Happy sigh. Now that looks and feels a lot better! What does? Well, my bookcase does. Our house is full of bookcases, some orderly, some chaotic, but the one that matters (aside from the cookbook and gardening collections) is the one in my office.
This is where my reference books are, where the signed mysteries written by my friends reside, where the record of my own work sits. It’s full of books that mean something to me, books that are useful, and books that I plan to reread someday.
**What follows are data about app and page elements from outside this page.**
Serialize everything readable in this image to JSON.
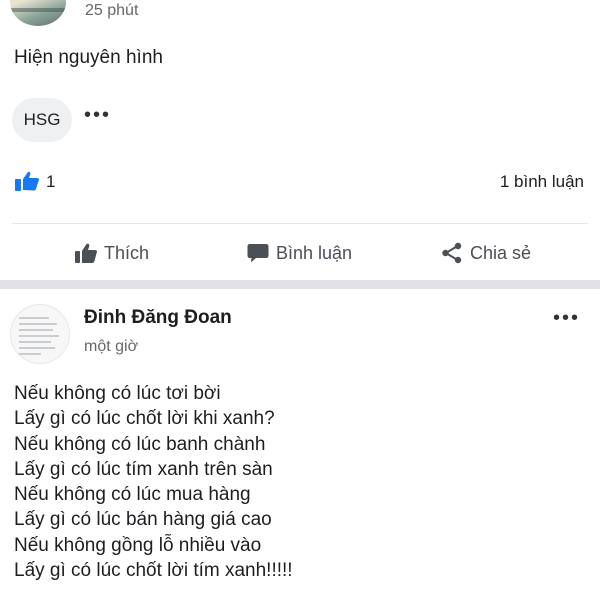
{
  "post1": {
    "time": "25 phút",
    "text": "Hiện nguyên hình",
    "tag": "HSG",
    "more": "•••",
    "like_count": "1",
    "comment_count": "1 bình luận",
    "actions": {
      "like": "Thích",
      "comment": "Bình luận",
      "share": "Chia sẻ"
    }
  },
  "post2": {
    "author": "Đinh Đăng Đoan",
    "time": "một giờ",
    "more": "•••",
    "lines": [
      "Nếu không có lúc tơi bời",
      "Lấy gì có lúc chốt lời khi xanh?",
      "Nếu không có lúc banh chành",
      "Lấy gì có lúc tím xanh trên sàn",
      "Nếu không có lúc mua hàng",
      "Lấy gì có lúc bán hàng giá cao",
      "Nếu không gồng lỗ nhiều vào",
      "Lấy gì có lúc chốt lời tím xanh!!!!!"
    ]
  },
  "colors": {
    "like_blue": "#1877f2",
    "text": "#1c1e21",
    "muted": "#65676b",
    "action": "#4b4f56"
  },
  "icons": [
    "thumbs-up-icon",
    "speech-bubble-icon",
    "share-icon",
    "more-dots-icon"
  ]
}
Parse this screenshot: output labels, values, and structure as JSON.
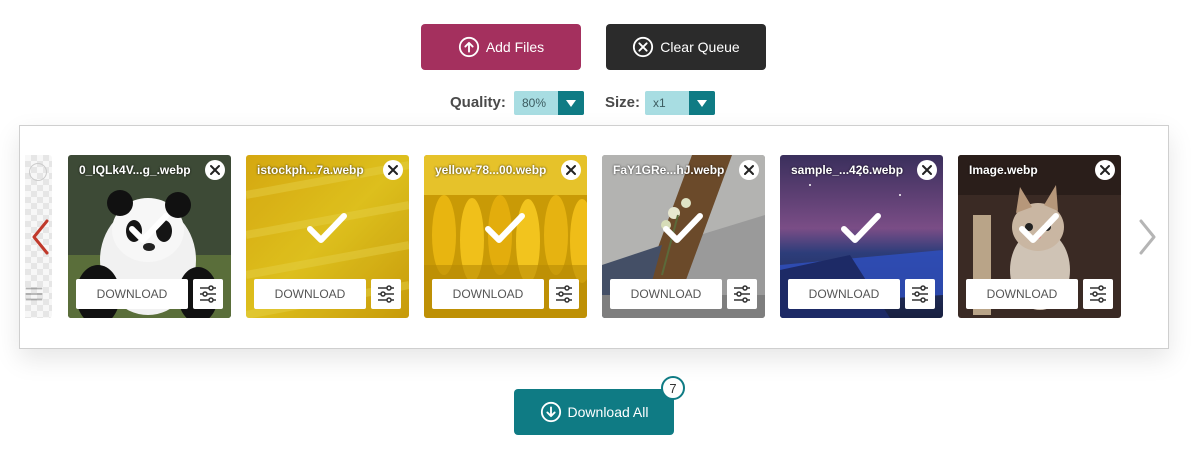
{
  "toolbar": {
    "add_files_label": "Add Files",
    "clear_queue_label": "Clear Queue"
  },
  "options": {
    "quality_label": "Quality:",
    "quality_value": "80%",
    "size_label": "Size:",
    "size_value": "x1"
  },
  "queue": {
    "files": [
      {
        "name": "0_IQLk4V...g_.webp",
        "download_label": "DOWNLOAD"
      },
      {
        "name": "istockph...7a.webp",
        "download_label": "DOWNLOAD"
      },
      {
        "name": "yellow-78...00.webp",
        "download_label": "DOWNLOAD"
      },
      {
        "name": "FaY1GRe...hJ.webp",
        "download_label": "DOWNLOAD"
      },
      {
        "name": "sample_...426.webp",
        "download_label": "DOWNLOAD"
      },
      {
        "name": "Image.webp",
        "download_label": "DOWNLOAD"
      }
    ]
  },
  "footer": {
    "download_all_label": "Download All",
    "count": "7"
  },
  "colors": {
    "add_files": "#a4305e",
    "clear_queue": "#2b2b2b",
    "accent": "#0f7b84",
    "prev_arrow": "#c0392b"
  }
}
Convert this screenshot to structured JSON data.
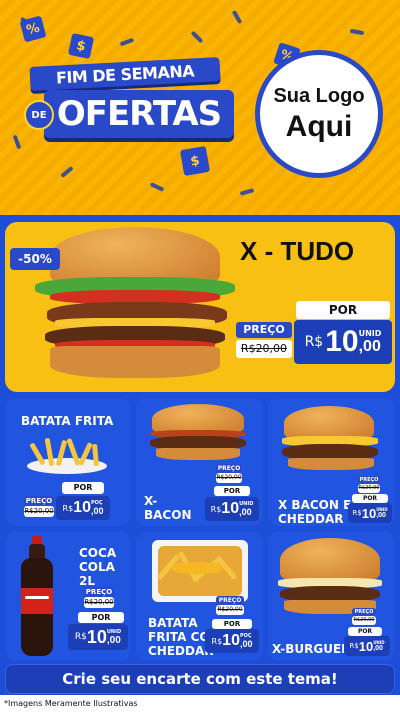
{
  "header": {
    "headline_top": "FIM DE SEMANA",
    "headline_de": "DE",
    "headline_main": "OFERTAS",
    "logo_line1": "Sua Logo",
    "logo_line2": "Aqui",
    "confetti_symbols": [
      "%",
      "$",
      "%",
      "$"
    ]
  },
  "hero": {
    "discount": "-50%",
    "title": "X - TUDO",
    "preco_label": "PREÇO",
    "old_price": "R$20,00",
    "por_label": "POR",
    "currency": "R$",
    "new_int": "10",
    "new_dec": ",00",
    "unid": "UNID"
  },
  "products": [
    {
      "name": "BATATA FRITA",
      "preco_label": "PREÇO",
      "old_price": "R$20,00",
      "por_label": "POR",
      "currency": "R$",
      "new_int": "10",
      "new_dec": ",00",
      "unid": "POÇ"
    },
    {
      "name": "X-\nBACON",
      "name_l1": "X-",
      "name_l2": "BACON",
      "preco_label": "PREÇO",
      "old_price": "R$20,00",
      "por_label": "POR",
      "currency": "R$",
      "new_int": "10",
      "new_dec": ",00",
      "unid": "UNID"
    },
    {
      "name": "X BACON E CHEDDAR",
      "name_l1": "X BACON E",
      "name_l2": "CHEDDAR",
      "preco_label": "PREÇO",
      "old_price": "R$20,00",
      "por_label": "POR",
      "currency": "R$",
      "new_int": "10",
      "new_dec": ",00",
      "unid": "UNID"
    },
    {
      "name": "COCA COLA 2L",
      "name_l1": "COCA",
      "name_l2": "COLA 2L",
      "preco_label": "PREÇO",
      "old_price": "R$20,00",
      "por_label": "POR",
      "currency": "R$",
      "new_int": "10",
      "new_dec": ",00",
      "unid": "UNID"
    },
    {
      "name": "BATATA FRITA COM CHEDDAR",
      "name_l1": "BATATA",
      "name_l2": "FRITA COM",
      "name_l3": "CHEDDAR",
      "preco_label": "PREÇO",
      "old_price": "R$20,00",
      "por_label": "POR",
      "currency": "R$",
      "new_int": "10",
      "new_dec": ",00",
      "unid": "POÇ"
    },
    {
      "name": "X-BURGUER",
      "preco_label": "PREÇO",
      "old_price": "R$20,00",
      "por_label": "POR",
      "currency": "R$",
      "new_int": "10",
      "new_dec": ",00",
      "unid": "UNID"
    }
  ],
  "cta": "Crie seu encarte com este tema!",
  "footnote": "*Imagens Meramente Ilustrativas",
  "colors": {
    "accent_blue": "#1c4ed8",
    "yellow": "#f8c012",
    "dark_blue": "#1c3fb8"
  }
}
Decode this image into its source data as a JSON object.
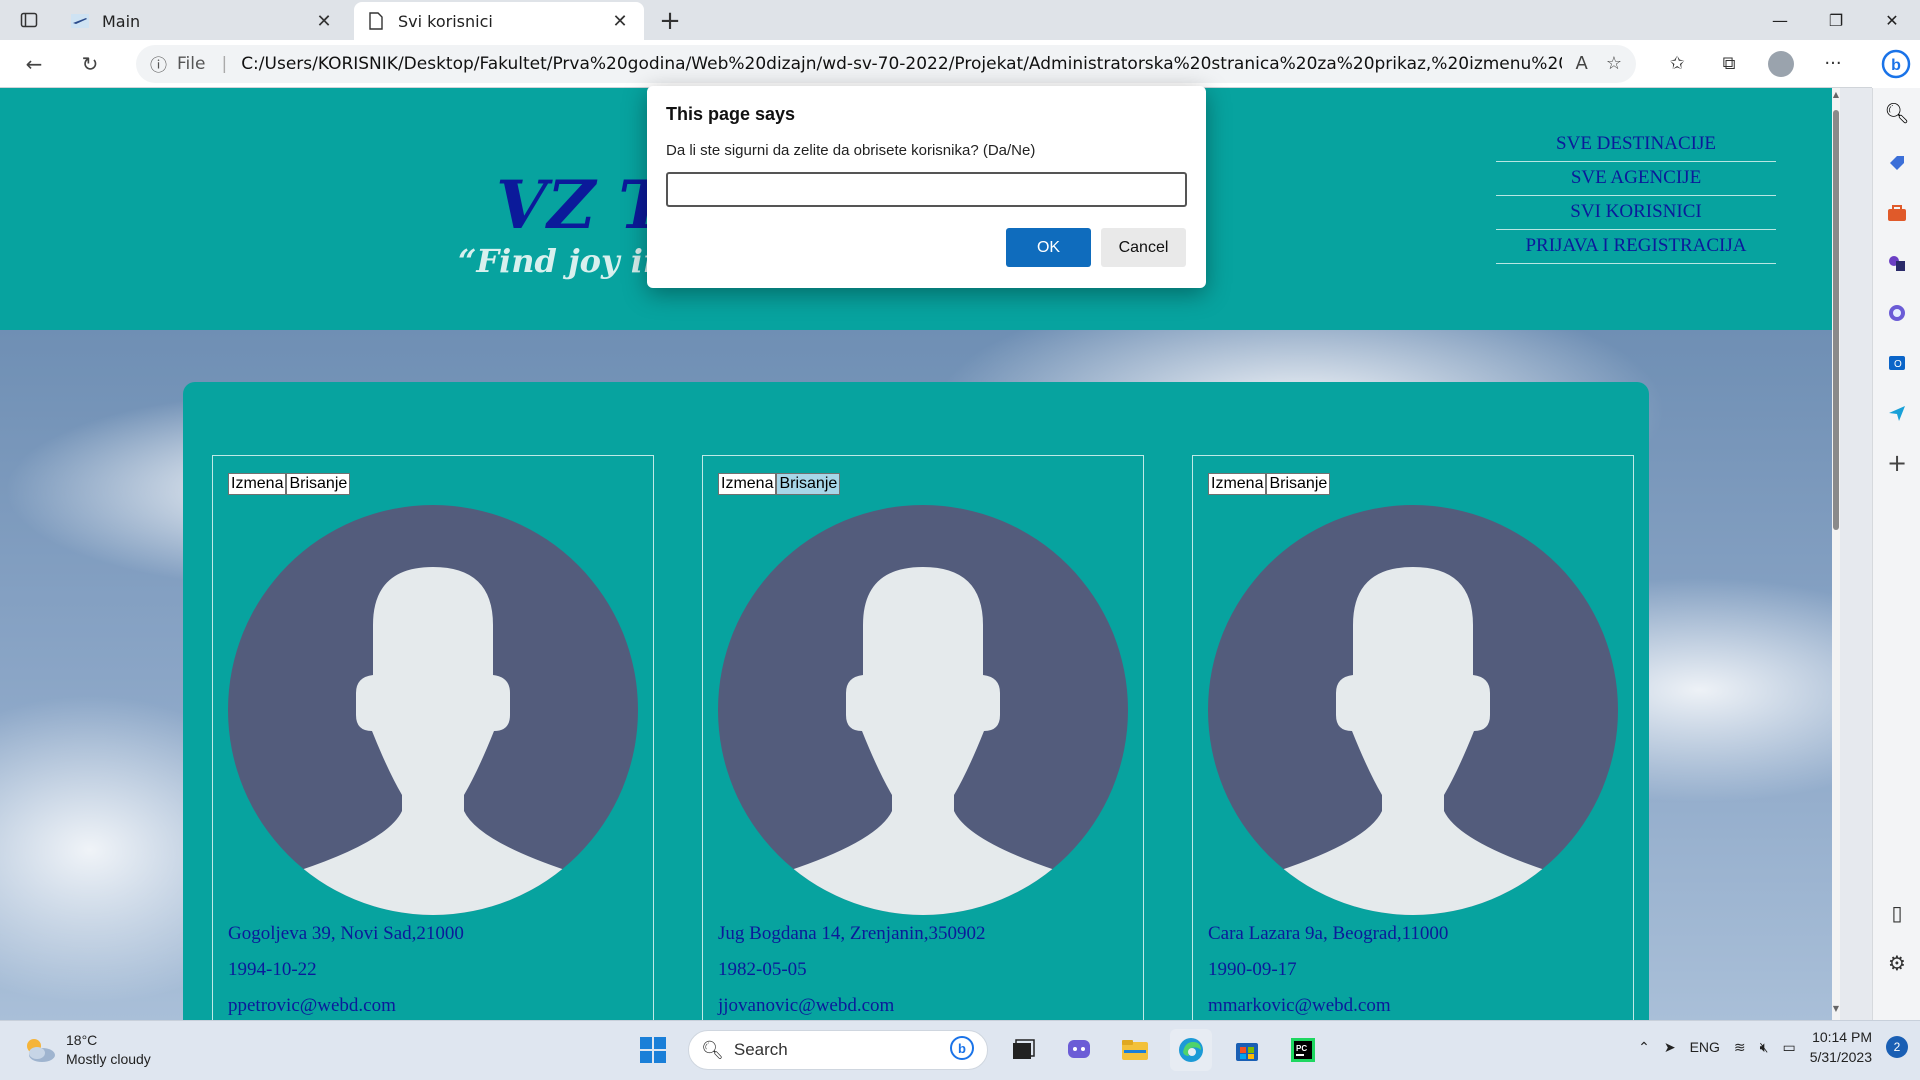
{
  "browser": {
    "tabs": [
      {
        "title": "Main",
        "active": false
      },
      {
        "title": "Svi korisnici",
        "active": true
      }
    ],
    "address": {
      "scheme_label": "File",
      "url": "C:/Users/KORISNIK/Desktop/Fakultet/Prva%20godina/Web%20dizajn/wd-sv-70-2022/Projekat/Administratorska%20stranica%20za%20prikaz,%20izmenu%20i%20bris..."
    }
  },
  "site": {
    "brand": "VZ T",
    "slogan": "“Find joy in",
    "nav": [
      "SVE DESTINACIJE",
      "SVE AGENCIJE",
      "SVI KORISNICI",
      "PRIJAVA I REGISTRACIJA"
    ]
  },
  "users": [
    {
      "edit_label": "Izmena",
      "delete_label": "Brisanje",
      "address": "Gogoljeva 39, Novi Sad,21000",
      "birthdate": "1994-10-22",
      "email": "ppetrovic@webd.com"
    },
    {
      "edit_label": "Izmena",
      "delete_label": "Brisanje",
      "address": "Jug Bogdana 14, Zrenjanin,350902",
      "birthdate": "1982-05-05",
      "email": "jjovanovic@webd.com"
    },
    {
      "edit_label": "Izmena",
      "delete_label": "Brisanje",
      "address": "Cara Lazara 9a, Beograd,11000",
      "birthdate": "1990-09-17",
      "email": "mmarkovic@webd.com"
    }
  ],
  "dialog": {
    "title": "This page says",
    "message": "Da li ste sigurni da zelite da obrisete korisnika? (Da/Ne)",
    "input_value": "",
    "ok_label": "OK",
    "cancel_label": "Cancel"
  },
  "taskbar": {
    "temperature": "18°C",
    "weather": "Mostly cloudy",
    "search_placeholder": "Search",
    "language": "ENG",
    "time": "10:14 PM",
    "date": "5/31/2023",
    "notification_count": "2"
  },
  "colors": {
    "site_teal": "#07a39f",
    "site_blue_text": "#0b1a9a",
    "avatar_bg": "#535c7c",
    "avatar_fg": "#e5eaec",
    "ok_button": "#0f6cbd"
  }
}
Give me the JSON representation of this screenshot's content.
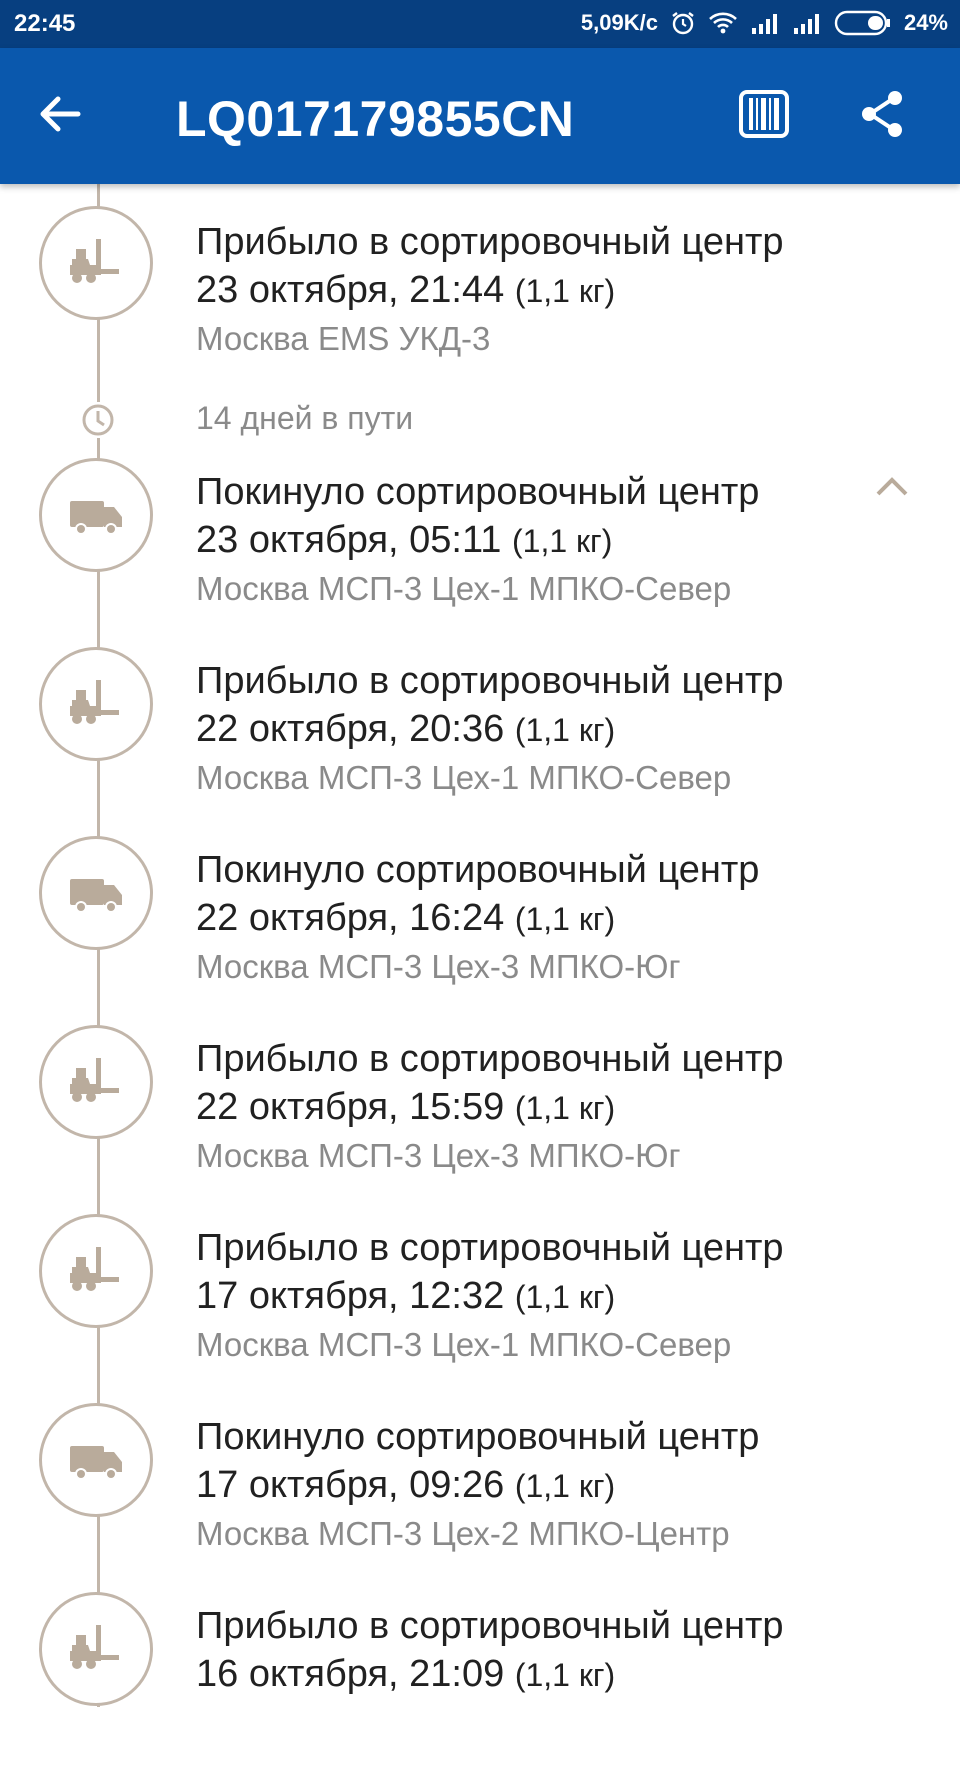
{
  "statusbar": {
    "time": "22:45",
    "network_speed": "5,09K/c",
    "battery": "24%",
    "icons": [
      "alarm-icon",
      "wifi-icon",
      "signal-icon",
      "signal-icon",
      "battery-icon"
    ]
  },
  "appbar": {
    "title": "LQ017179855CN",
    "icons": [
      "back-arrow-icon",
      "barcode-icon",
      "share-icon"
    ],
    "color": "#0a58ad"
  },
  "transit": {
    "text": "14 дней в пути"
  },
  "events": [
    {
      "status": "Прибыло в сортировочный центр",
      "date": "23 октября, 21:44",
      "weight": "(1,1 кг)",
      "location": "Москва EMS УКД-3",
      "icon": "forklift-icon"
    },
    {
      "status": "Покинуло сортировочный центр",
      "date": "23 октября, 05:11",
      "weight": "(1,1 кг)",
      "location": "Москва МСП-3 Цех-1 МПКО-Север",
      "icon": "truck-icon"
    },
    {
      "status": "Прибыло в сортировочный центр",
      "date": "22 октября, 20:36",
      "weight": "(1,1 кг)",
      "location": "Москва МСП-3 Цех-1 МПКО-Север",
      "icon": "forklift-icon"
    },
    {
      "status": "Покинуло сортировочный центр",
      "date": "22 октября, 16:24",
      "weight": "(1,1 кг)",
      "location": "Москва МСП-3 Цех-3 МПКО-Юг",
      "icon": "truck-icon"
    },
    {
      "status": "Прибыло в сортировочный центр",
      "date": "22 октября, 15:59",
      "weight": "(1,1 кг)",
      "location": "Москва МСП-3 Цех-3 МПКО-Юг",
      "icon": "forklift-icon"
    },
    {
      "status": "Прибыло в сортировочный центр",
      "date": "17 октября, 12:32",
      "weight": "(1,1 кг)",
      "location": "Москва МСП-3 Цех-1 МПКО-Север",
      "icon": "forklift-icon"
    },
    {
      "status": "Покинуло сортировочный центр",
      "date": "17 октября, 09:26",
      "weight": "(1,1 кг)",
      "location": "Москва МСП-3 Цех-2 МПКО-Центр",
      "icon": "truck-icon"
    },
    {
      "status": "Прибыло в сортировочный центр",
      "date": "16 октября, 21:09",
      "weight": "(1,1 кг)",
      "location": "",
      "icon": "forklift-icon"
    }
  ]
}
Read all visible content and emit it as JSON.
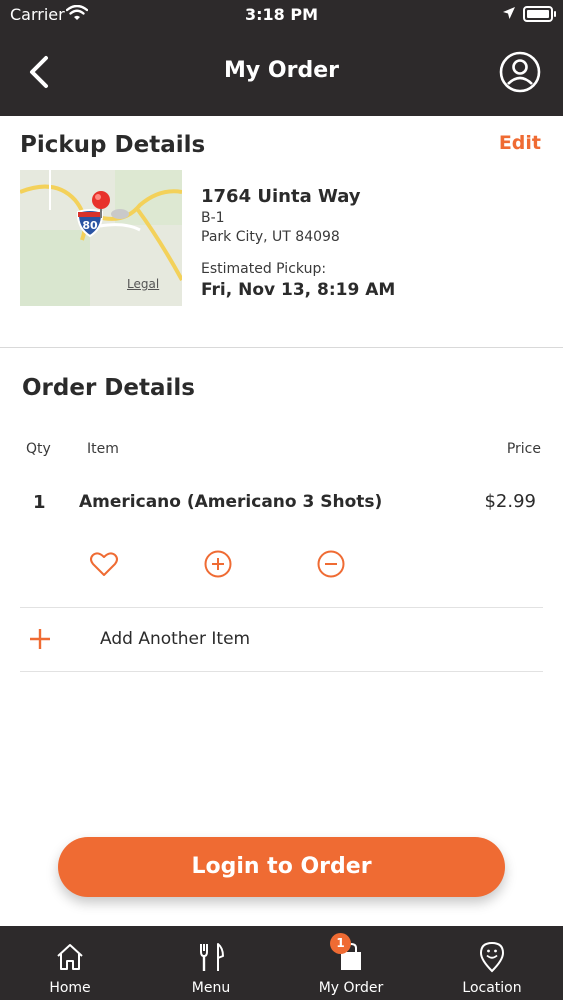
{
  "status_bar": {
    "carrier": "Carrier",
    "time": "3:18 PM"
  },
  "header": {
    "title": "My Order"
  },
  "pickup": {
    "title": "Pickup Details",
    "edit_label": "Edit",
    "map_legal": "Legal",
    "map_shield": "80",
    "address_line1": "1764 Uinta Way",
    "address_line2": "B-1",
    "address_line3": "Park City, UT 84098",
    "estimated_label": "Estimated Pickup:",
    "estimated_value": "Fri, Nov 13, 8:19 AM"
  },
  "order": {
    "title": "Order Details",
    "columns": {
      "qty": "Qty",
      "item": "Item",
      "price": "Price"
    },
    "items": [
      {
        "qty": "1",
        "name": "Americano (Americano 3 Shots)",
        "price": "$2.99"
      }
    ],
    "add_item_label": "Add Another Item"
  },
  "cta": {
    "label": "Login to Order"
  },
  "tabs": [
    {
      "label": "Home",
      "icon": "home-icon"
    },
    {
      "label": "Menu",
      "icon": "fork-knife-icon"
    },
    {
      "label": "My Order",
      "icon": "bag-icon",
      "badge": "1"
    },
    {
      "label": "Location",
      "icon": "location-pin-icon"
    }
  ],
  "colors": {
    "accent": "#ef6b33",
    "header_bg": "#2d2a2b"
  }
}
The trouble was that when we moved for medical reasons two years ago, someone else packed my books, as I was at the hospital helping my husband. Then when my office shelves went up, someone unpacked them for me. I will not name names. But the problem was that titles were not where a person might expect to find them. As a lapsed librarian, this bothered me. As a former bookseller, it bothered me even more. As an author in a hurry, it drove me nuts. Oh sure, I know the internet is full of information, but I still like to get mine from books. I became frustrated when I was writing a comic mystery play this summer and couldn’t find my very few, but extremely useful, books on writing plays.
More than missing out on the right book with the right info, I felt that some books were like old friends. I just wanted to visit them from time to time. But where were they? Not where they belonged, for sure.
So this week with the launch out of the way, the synopsis for the next book delivered, the deadline for the book itself still comfortably in the future, I was able to find the time to put things in order. I don’t mean cataloged or even in alphabetical order. Nor do I mean organized by height or color. All I want is for my books to be sitting on a shelf with other books on the same or similar topics.
In my office, every book has a reason to be there. I remember when I bought some of them, back when I was starting to write. Others were gifts or books that changed my life in some way. The Agatha Christie reference books, the Dorothy L. Sayers novels and the collection of Rex Stout’s Nero Wolfe mysteries are earning their keep in the book collector series. Others are books on organizing from the days of my Charlotte Adams organizing mysteries.
There are guides, maps and Italian phrase books from the trip to Italy to research The Dead Don’t Get Out Much, my fifth Camilla MacPhee mystery.
A few titles deal with ADD, but don’t let me get distracted.
If you are writing mysteries, you need to find out about the strangest things, for instance: How to Cheat at Everything, a goldmine for the book collector mysteries as is Caring For Books and Documents, a British Museum publication. There are three baby name books, all well-thumbed. I love them because they give the meanings of each name and also the most popular names for boys and for girls for each decade, in the USA, in the UK and in Canada. It’s so important not to have an eighty year old Candee!
One of the wonderful things that came out of the reorganizing was locating books that I’d been looking for or missing. I was thrilled to find The Ugly Dachshund, a gift from a friend who knew I loved wiener dogs. It’s one of my favorite books of all time. I keep buying copies to give away. Then I turned up Anne of Green Gables, a gift when I finished fourth grade.
The book I find most irresistible? Nuttall’s Bijou Pronouncing Dictionary of the English Language, not quite four inches high, a treasure from my husband.
There I am, rambling on about the books I am so fond of. Consider that you’ve had a close call that I don’t mention them all, because I could go on. But enough about me and my shelves, what’s on your bookshelf that brings you laughter and tears or brings back memories? Are you organized or serendipitous? I know I’m going to love your answers!